August 22, 2014 by Kristin Schrier
The Sexual Assault Victim Empowerment System, developed in part by Drexel adjunct professor Candace Wannamaker in the School of Education, has been live since mid-May and allows victims of sexual assault to feel more confident and less alone when reporting their cases to authorities.
According to Steven Webb, creator of the program, SAVES is an “allegation escrow that holds information for a specific person until a specific condition has been met.” This means that, when filing a report, victims can identify a minimum number of allegations against the same person that, when met, would make them feel comfortable moving forward with the case.
SAVES was founded on the basis of discomforting statistics that surround sexual assaults on college campuses.
“The entire program was brought about because statistics show that sexual assaults that happen on a college campus most of the time are repeat offenders, and so we have the same offenders who are out there who sexually assault women,” Wannamaker, who joined the team in January, explained. “For some reason … [the victim] won’t come forward.”

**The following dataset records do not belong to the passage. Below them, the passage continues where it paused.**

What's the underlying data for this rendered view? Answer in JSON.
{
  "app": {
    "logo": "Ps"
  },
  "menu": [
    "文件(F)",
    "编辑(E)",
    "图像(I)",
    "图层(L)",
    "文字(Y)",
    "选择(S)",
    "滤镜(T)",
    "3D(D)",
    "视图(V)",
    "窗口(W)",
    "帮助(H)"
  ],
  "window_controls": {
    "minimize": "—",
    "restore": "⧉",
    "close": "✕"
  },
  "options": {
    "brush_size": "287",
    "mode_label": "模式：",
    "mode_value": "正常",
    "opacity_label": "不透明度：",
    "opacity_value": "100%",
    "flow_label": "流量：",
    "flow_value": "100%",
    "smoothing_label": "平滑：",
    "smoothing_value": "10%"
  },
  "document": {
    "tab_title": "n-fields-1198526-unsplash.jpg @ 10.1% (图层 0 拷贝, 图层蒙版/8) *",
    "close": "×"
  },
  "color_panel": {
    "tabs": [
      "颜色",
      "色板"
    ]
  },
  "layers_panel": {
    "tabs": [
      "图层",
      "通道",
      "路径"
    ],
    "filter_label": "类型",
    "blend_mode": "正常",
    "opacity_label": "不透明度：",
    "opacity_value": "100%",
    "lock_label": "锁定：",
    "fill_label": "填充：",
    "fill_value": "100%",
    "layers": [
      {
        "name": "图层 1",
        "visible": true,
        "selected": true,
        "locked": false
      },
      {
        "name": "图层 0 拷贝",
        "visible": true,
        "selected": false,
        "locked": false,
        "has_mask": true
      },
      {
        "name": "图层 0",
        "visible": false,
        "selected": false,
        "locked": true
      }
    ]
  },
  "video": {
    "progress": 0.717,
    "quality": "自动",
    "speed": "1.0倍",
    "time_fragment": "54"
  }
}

The anonymous data collected by SAVES undergoes a rigorous algorithmic process to ensure validity and is subsequently stored offline so that it is not accessible by an unintended audience. The SAVES team does not report claims to authorities; it is stored for the victim’s benefit and for comparison against institutional reports to see how many incidents are actually reported.
Title IX Wise is another service offered by SAVES and focuses on the process that occurs after victims decide to move forward with their allegation, specifically in a university setting.
“Sexual assault reporting is fragmented,” Wannamaker said, citing five different departments to which the victim may need to report their case in a university setting. “What we’ve created is a database that’s not fragmented, so that each of those offices can connect.”
“For a victim, not knowing the progress of their report of a sexual assault can be traumatic,” Webb wrote in an email. “We think that the more transparent the process, the more the victim may feel supported to know that progress is being made with their case.”
The SAVES team has met resistance, however, when presenting their program to institutions such as Drexel and the U.S. Army.
Lori Doyle, senior vice president of university communications, wrote in an email, “Mr. Webb approached several people at Drexel last year about his product, and we told him we were confident in the systems we currently have in place to track and respond to sexual assaults and not interested in purchasing his program.
Doyle continued, “We explained to him that Drexel takes sexual assault very seriously and already has significant resources in place to respond to reports of sexual assault or other forms of sexual misconduct.”
Although Drexel chooses not to notify students about SAVES, Sarah Julius, a sophomore biomedical engineering student, thinks it could have a positive impact on those dealing with the aftermath of an assault.
“Sexual assault is both physically and mentally debilitating,” Julius said. “Victims of assault should be given any help possible. This sounds like a step in the right direction.”
Kevin Garvey, a sophomore engineering major, agrees, “Students need a way to easily and confidentially report sexual abuse on campus, and the University should welcome new technology that makes it more victim-friendly.”
Webb was also recently informed of legal limitations mandating that the Army use a reporting system developed by the Department of Defense, which restricts the official implementation of SAVES and Title IX Wise at a military level; however, reports can still be filed by military personnel.
“The Department of Defense has identified the need for increased confidence in the system to facilitate a higher number of cases being reported,” Webb wrote. “This is exactly what SAVES does, so we feel it is important to spread the word about SavesReporting.org to any individual in the United States military to assist that organization in accomplishing these goals.”
Visit www.savesreporting.org to learn more or to file a report. Students who have been victims of sexual assault should also contact Drexel Public Safety at 215-895-2222 and review the resources offered by the Office of Student Affairs.